PARTS IS PARTS:
Terminal Bl cks
Made to Order
● by Nick Martin
Read the robot forums and
everyone agrees: Crimp-on ring
terminals and terminal posts are the
most reliable means of making high
current connections. The problem
is there are a limited number of
suitable commercial products and
they are often the wrong size and
shape, or made of brittle materials.
This cookbook of ideas will have
your bot powered up to terminate
opponents instead of dying from
dodgy connections. The ideas
presented will scale up or down
from beetleweight to super heavy
classes and will save you weight and
money. There are many ways to
make the terminal blocks. You can
use anything from a milling machine
down to hand tools; the finish may
be rougher with hand tools, but the
terminals will function just as well.
types of lock washers and will not
vibrate loose — even when you
forget to tighten them up properly
(don’t ask me how I know this!).
What NOT to use: open-ended
terminals might look appealing, but
will often pull loose. Brittle insulators
such as Bakelite will fail under impact
and should not be used. Cheap plier-type crimpers will not give you reliable
connections and are best donated
to someone you secretly hate.
make my terminal blocks. However,
a circular table saw, a band saw, or
even a jigsaw will get the job done.
Cut the plastic stock to size — A
circular table saw or a band saw will
give the best results for this operation.

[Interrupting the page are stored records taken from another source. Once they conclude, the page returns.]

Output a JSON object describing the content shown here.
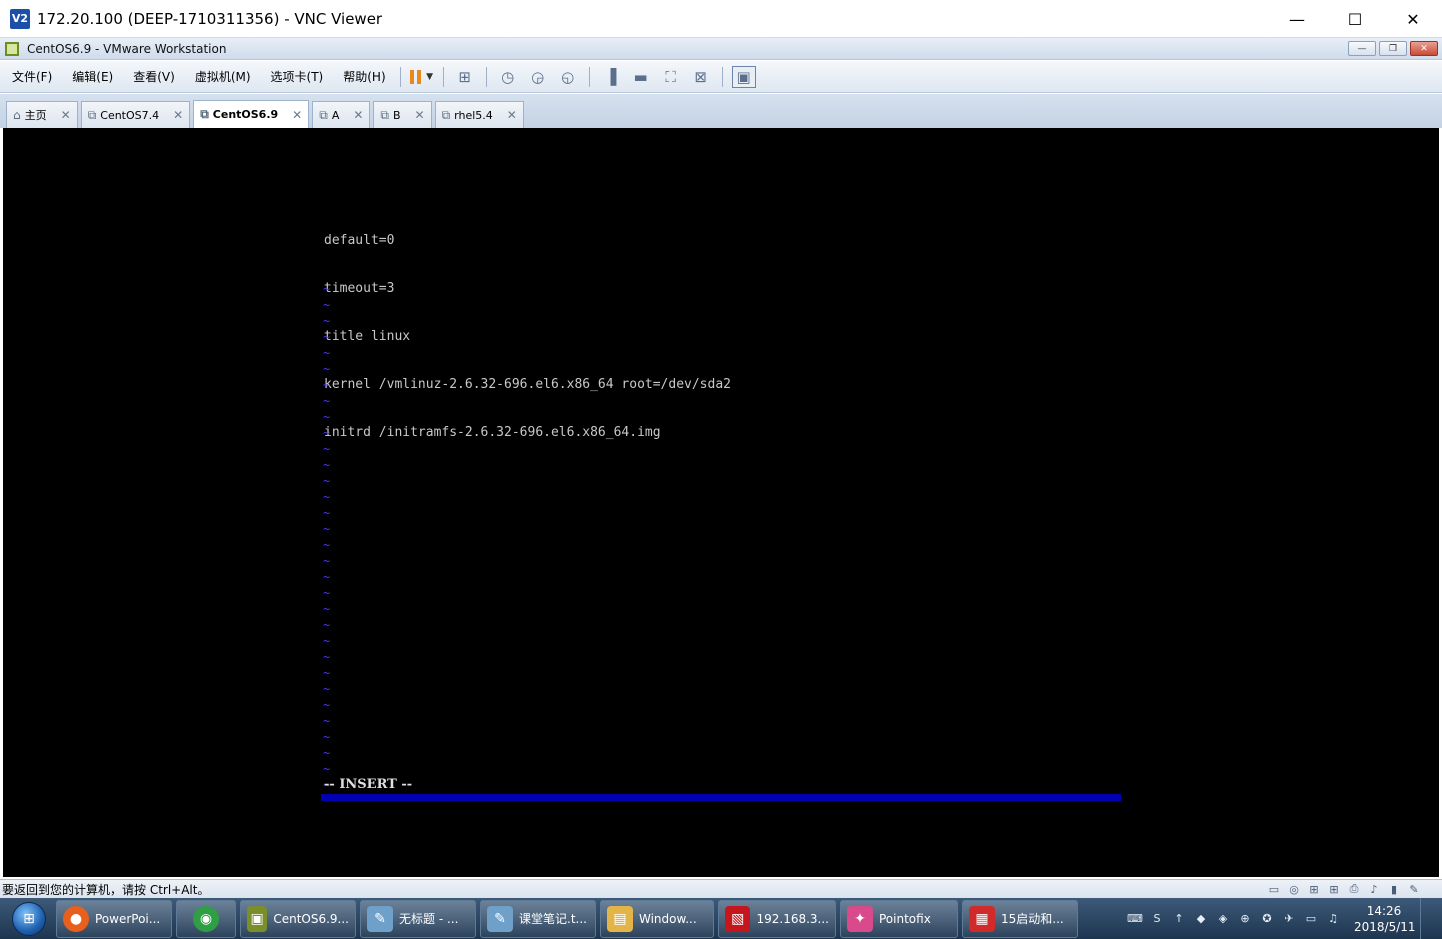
{
  "vnc_window": {
    "logo_text": "V2",
    "title": "172.20.100 (DEEP-1710311356) - VNC Viewer",
    "minimize": "—",
    "maximize": "☐",
    "close": "✕"
  },
  "vmware_window": {
    "title": "CentOS6.9 - VMware Workstation",
    "controls": [
      "—",
      "❐",
      "✕"
    ]
  },
  "menu": [
    "文件(F)",
    "编辑(E)",
    "查看(V)",
    "虚拟机(M)",
    "选项卡(T)",
    "帮助(H)"
  ],
  "toolbar": {
    "pause_accent": "#e8891a"
  },
  "tabs": [
    {
      "label": "主页",
      "icon": "home-icon"
    },
    {
      "label": "CentOS7.4",
      "icon": "vm-icon"
    },
    {
      "label": "CentOS6.9",
      "icon": "vm-icon",
      "active": true
    },
    {
      "label": "A",
      "icon": "vm-icon"
    },
    {
      "label": "B",
      "icon": "vm-icon"
    },
    {
      "label": "rhel5.4",
      "icon": "vm-icon"
    }
  ],
  "console": {
    "lines": [
      "default=0",
      "timeout=3",
      "title linux",
      "kernel /vmlinuz-2.6.32-696.el6.x86_64 root=/dev/sda2",
      "initrd /initramfs-2.6.32-696.el6.x86_64.img"
    ],
    "tilde": "~",
    "tilde_count": 32,
    "mode": "-- INSERT --",
    "text_color": "#c8c8c8",
    "tilde_color": "#3b3bff",
    "statusline_color": "#0000b0"
  },
  "vm_status": {
    "message": "要返回到您的计算机，请按 Ctrl+Alt。"
  },
  "taskbar": {
    "items": [
      {
        "label": "PowerPoi...",
        "icon": "firefox-icon",
        "color": "#e8601c"
      },
      {
        "label": "",
        "icon": "chrome-icon",
        "color": "#2f9e44"
      },
      {
        "label": "CentOS6.9...",
        "icon": "vmware-icon",
        "color": "#7a8f2a"
      },
      {
        "label": "无标题 - ...",
        "icon": "notepad-icon",
        "color": "#6fa0c9"
      },
      {
        "label": "课堂笔记.t...",
        "icon": "notepad-icon",
        "color": "#6fa0c9"
      },
      {
        "label": "Window...",
        "icon": "folder-icon",
        "color": "#e3b548"
      },
      {
        "label": "192.168.3...",
        "icon": "remote-icon",
        "color": "#c4161c"
      },
      {
        "label": "Pointofix",
        "icon": "pointofix-icon",
        "color": "#d94a8c"
      },
      {
        "label": "15启动和...",
        "icon": "pdf-icon",
        "color": "#d12a2a"
      }
    ],
    "clock_time": "14:26",
    "clock_date": "2018/5/11"
  }
}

If you are using a circular saw,
a carbide ripping blade works best,
while on a band saw, a wood cutting blade with a lower tooth count is

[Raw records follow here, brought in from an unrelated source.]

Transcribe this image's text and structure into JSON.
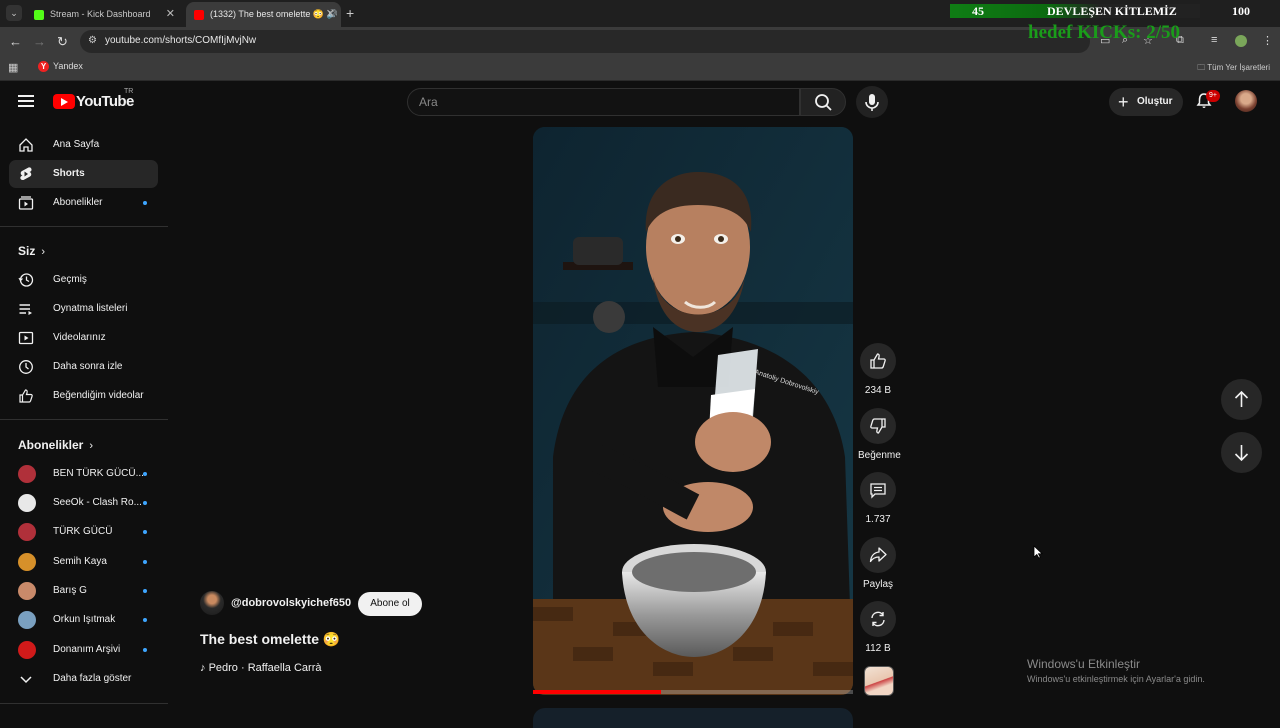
{
  "browser": {
    "tabs": [
      {
        "title": "Stream - Kick Dashboard",
        "favicon_color": "#53fc18"
      },
      {
        "title": "(1332) The best omelette 😳 🔊",
        "favicon_color": "#ff0000"
      }
    ],
    "url": "youtube.com/shorts/COMfIjMvjNw",
    "bookmarks": [
      {
        "label": "Yandex"
      }
    ],
    "all_bookmarks_label": "Tüm Yer İşaretleri"
  },
  "stream_overlay": {
    "left_number": "45",
    "title": "DEVLEŞEN KİTLEMİZ",
    "right_number": "100",
    "kicks_goal": "hedef KICKs: 2/50"
  },
  "youtube": {
    "logo_text": "YouTube",
    "country_code": "TR",
    "search_placeholder": "Ara",
    "create_label": "Oluştur",
    "notification_badge": "9+"
  },
  "sidebar": {
    "main": [
      {
        "label": "Ana Sayfa",
        "icon": "home-icon"
      },
      {
        "label": "Shorts",
        "icon": "shorts-icon",
        "active": true
      },
      {
        "label": "Abonelikler",
        "icon": "subscriptions-icon",
        "dot": true
      }
    ],
    "you_heading": "Siz",
    "you": [
      {
        "label": "Geçmiş",
        "icon": "history-icon"
      },
      {
        "label": "Oynatma listeleri",
        "icon": "playlists-icon"
      },
      {
        "label": "Videolarınız",
        "icon": "your-videos-icon"
      },
      {
        "label": "Daha sonra izle",
        "icon": "watch-later-icon"
      },
      {
        "label": "Beğendiğim videolar",
        "icon": "liked-videos-icon"
      }
    ],
    "subs_heading": "Abonelikler",
    "subscriptions": [
      {
        "label": "BEN TÜRK GÜCÜ...",
        "color": "#b0303a"
      },
      {
        "label": "SeeOk - Clash Ro...",
        "color": "#e8e8e8"
      },
      {
        "label": "TÜRK GÜCÜ",
        "color": "#b0303a"
      },
      {
        "label": "Semih Kaya",
        "color": "#d6902a"
      },
      {
        "label": "Barış G",
        "color": "#c98a6a"
      },
      {
        "label": "Orkun Işıtmak",
        "color": "#7aa0c0"
      },
      {
        "label": "Donanım Arşivi",
        "color": "#d01a1a"
      }
    ],
    "show_more": "Daha fazla göster"
  },
  "short": {
    "channel": "@dobrovolskyichef650",
    "subscribe_label": "Abone ol",
    "title": "The best omelette 😳",
    "music": "Pedro · Raffaella Carrà",
    "progress": 0.4,
    "apron_text": "Anatoliy Dobrovolskiy",
    "actions": {
      "likes": "234 B",
      "dislike_label": "Beğenme",
      "comments": "1.737",
      "share_label": "Paylaş",
      "remix": "112 B"
    }
  },
  "windows": {
    "activate_title": "Windows'u Etkinleştir",
    "activate_text": "Windows'u etkinleştirmek için Ayarlar'a gidin."
  }
}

better than a metal cutting blade.
Cut the plastic down to a
rectangular bar of the size you have
designed; in the demonstration
block, this is 20 x 25 x 60 mm.
Drill and counterbore the
terminal screw holes — Mark out
the locations of the terminal screws
and position the stock in your drill press
securely. Drill the 1/4” hole through
the plastic and without moving the
Rather than designing your bot
around a standard shaped terminal
strip, make a terminal that fits into
your ideal frame design.
Start by asking yourself
how the terminals could
take up less space, how
they could be safer, and
how they could be easier
to use and mount. The
reference design shown in
Figure 1 is just a starting
point and you can add
features such as side
mounting, thru-wall leads,
or extra connections.
Use nylon insert
nuts to keep the ring
connectors locked down.
They outperform all
Use a plastic that is cheap, easily
worked, and not too brittle. The best
plastic for low temperature situations
is UMHW as it is easy to machine and
resists impacts. Nylon 6/6 would also
be a good choice, and Delrin would
be better for high temperature
areas, although it
has lower impact
I used a light
milling machine to
FIGURE 2. Milling
FIGURE 3. The base
with wire cut-outs.
FIGURE 1. Dimensions of
the basic terminal block.
SERVO 09.2008 33